2. Second Temptation (Luke 4:5-8)
The devil led Jesus up to a high place and showed him in an instant all the kingdoms of the world. He said to him, “I will give you all their authority and splendour, for it has been given to me, and I can give it to anyone I want to. So if you worship me, it will all be yours.” Jesus answered, “It is written: ‘Worship the Lord your God and serve him only’”.
The kingdoms of the world and their splendour were offered to Jesus if He would bow down and worship the tempter. This was a temptation to power, prominence, fame, fortune, and glory. Satan, as the “prince of this world” and the “ruler of this present age”, had the power to do this. Jesus did not challenge his ability to make such an offer. This is not an attempted deception by Satan to give what he could not.
This was the “lust of the eyes” (appealing to the ego or self) and compared to the fruit being “pleasing to the eye”.
The devil was tempting Jesus to avoid the sufferings of the cross. The temptation offered an easy shortcut to world dominion. It was a “cross-less solution” to the world’s problems. However, Jesus rejected all political concepts of messiahship. The world needed a saviour that would provide forgiveness, reconciliation with God and salvation from future judgement.
“Surely the Father wants you to have authority, so just give me your allegiance.”
Jesus answered emphatically: “Away from me, Satan! (Matthew 4:10)” Resist the devil and he will flee from you! (James 4:7).
God must be first and only. Love God (Deuteronomy 6:4-5). Let Him be your treasure, your desire and your focus in life.

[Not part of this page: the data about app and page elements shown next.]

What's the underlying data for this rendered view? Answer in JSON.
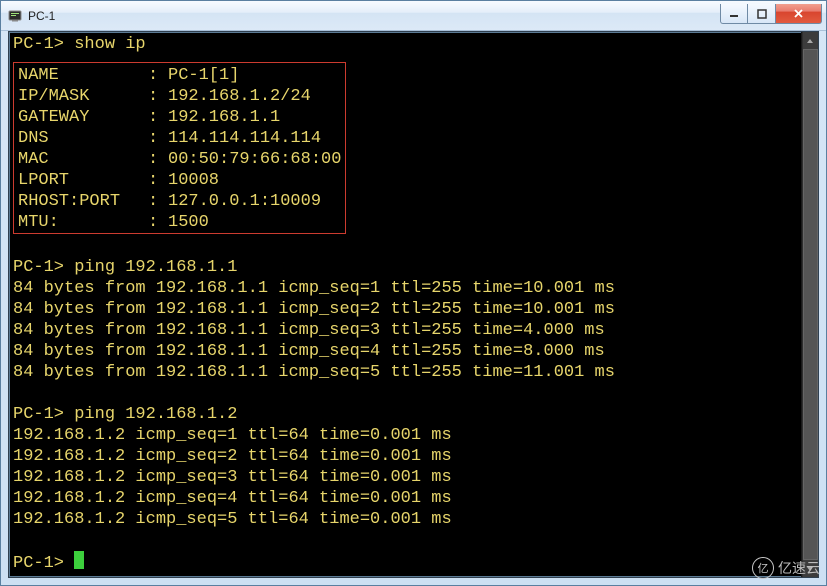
{
  "window": {
    "title": "PC-1"
  },
  "session": {
    "prompt": "PC-1>",
    "cmd_show_ip": "show ip",
    "cmd_ping1": "ping 192.168.1.1",
    "cmd_ping2": "ping 192.168.1.2"
  },
  "ip": {
    "rows": [
      {
        "k": "NAME",
        "v": "PC-1[1]"
      },
      {
        "k": "IP/MASK",
        "v": "192.168.1.2/24"
      },
      {
        "k": "GATEWAY",
        "v": "192.168.1.1"
      },
      {
        "k": "DNS",
        "v": "114.114.114.114"
      },
      {
        "k": "MAC",
        "v": "00:50:79:66:68:00"
      },
      {
        "k": "LPORT",
        "v": "10008"
      },
      {
        "k": "RHOST:PORT",
        "v": "127.0.0.1:10009"
      },
      {
        "k": "MTU:",
        "v": "1500"
      }
    ]
  },
  "ping1": [
    "84 bytes from 192.168.1.1 icmp_seq=1 ttl=255 time=10.001 ms",
    "84 bytes from 192.168.1.1 icmp_seq=2 ttl=255 time=10.001 ms",
    "84 bytes from 192.168.1.1 icmp_seq=3 ttl=255 time=4.000 ms",
    "84 bytes from 192.168.1.1 icmp_seq=4 ttl=255 time=8.000 ms",
    "84 bytes from 192.168.1.1 icmp_seq=5 ttl=255 time=11.001 ms"
  ],
  "ping2": [
    "192.168.1.2 icmp_seq=1 ttl=64 time=0.001 ms",
    "192.168.1.2 icmp_seq=2 ttl=64 time=0.001 ms",
    "192.168.1.2 icmp_seq=3 ttl=64 time=0.001 ms",
    "192.168.1.2 icmp_seq=4 ttl=64 time=0.001 ms",
    "192.168.1.2 icmp_seq=5 ttl=64 time=0.001 ms"
  ],
  "watermark": {
    "text": "亿速云"
  }
}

Jesus’ entire focus was on pleasing His Father through worship (relationship) and service (ministry). His eyes were not on material rewards whatsoever. Jesus’ drive was to do the will of God – obedience to the Father’s commands. His priorities were to worship (love) and to serve (obey) God.

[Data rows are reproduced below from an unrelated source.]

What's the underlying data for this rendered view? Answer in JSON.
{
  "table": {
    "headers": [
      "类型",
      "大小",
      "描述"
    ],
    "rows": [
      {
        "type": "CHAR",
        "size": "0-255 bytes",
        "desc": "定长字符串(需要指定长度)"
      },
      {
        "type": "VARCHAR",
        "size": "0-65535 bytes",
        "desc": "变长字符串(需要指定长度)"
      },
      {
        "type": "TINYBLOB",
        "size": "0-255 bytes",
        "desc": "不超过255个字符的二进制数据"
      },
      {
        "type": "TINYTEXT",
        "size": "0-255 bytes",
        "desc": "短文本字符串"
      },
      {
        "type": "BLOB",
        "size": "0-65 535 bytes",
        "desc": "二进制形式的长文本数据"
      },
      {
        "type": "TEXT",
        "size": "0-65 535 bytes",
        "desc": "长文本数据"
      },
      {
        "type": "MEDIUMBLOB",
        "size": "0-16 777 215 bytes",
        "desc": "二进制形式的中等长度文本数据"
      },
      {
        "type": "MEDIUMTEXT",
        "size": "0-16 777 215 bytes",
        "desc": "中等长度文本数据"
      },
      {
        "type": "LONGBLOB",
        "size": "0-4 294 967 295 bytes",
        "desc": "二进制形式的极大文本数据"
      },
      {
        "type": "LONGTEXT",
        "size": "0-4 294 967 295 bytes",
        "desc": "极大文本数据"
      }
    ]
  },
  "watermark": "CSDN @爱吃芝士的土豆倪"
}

3. Third Temptation (Luke 4:9-12)
The devil led him to Jerusalem and had him stand on the highest point of the temple. “If you are the Son of God”, he said, “Throw yourself down from here. For it is written: ‘He will command his angels concerning you to guard you carefully; they will lift you up in their hands, so that you will not strike your foot against a stone.’” Jesus answered, “It says: ‘Do not put the Lord your God to the test’”.
This may have been a vision-like experience. The temple in Jerusalem had a Royal Porch on the Southeast corner, which loomed over a cliff and the Kidron Valley some 450 feet below. Josephus mentions that just looking over the edge made people dizzy. To cast oneself down from such a height and survive would take divine intervention.
Satan was testing Jesus to test God’s faithfulness. This time Satan quoted Scripture, those he misused or misapplied Psalm 91:11-12. He twists its meaning and uses it for his own purpose. This was a test of presumption – putting God to the “test” (Deuteronomy 6:16). Surely God would care for his own and not let Jesus suffer pain.
“Surely God will protect his Son, so why not try him out?” It is a dare on Jesus’ part to make God rescue him.
This was the “pride of life” and is similar to Satan saying that the fruit was “desirable for gaining wisdom (so as not to die).”
Jesus answered with Scripture as he had on the other two temptations, quoting Deuteronomy. We should marvel at Jesus’ restraint. Why didn’t he just blast Satan away!?
Jesus overcame all three temptations. He was totally dedicated to God’s will and call. He will take only the road God asks him to follow and refuses to take any shortcuts.
- The devil left Jesus until an “opportune time”. Satan continues with his testing throughout Jesus’ ministry (see Mark 8:33), culminating in the supreme test at Gethsemane. Jesus is also about to confront demons very shortly (Luke 4:31-44).
- Angels came and ministered to Him (Matthew 4:11).
- Jesus then returned to Galilee in the “power of the Spirit” (Luke 4:14) and his public ministry began.
Tomorrow: Lessons from Jesus' Temptation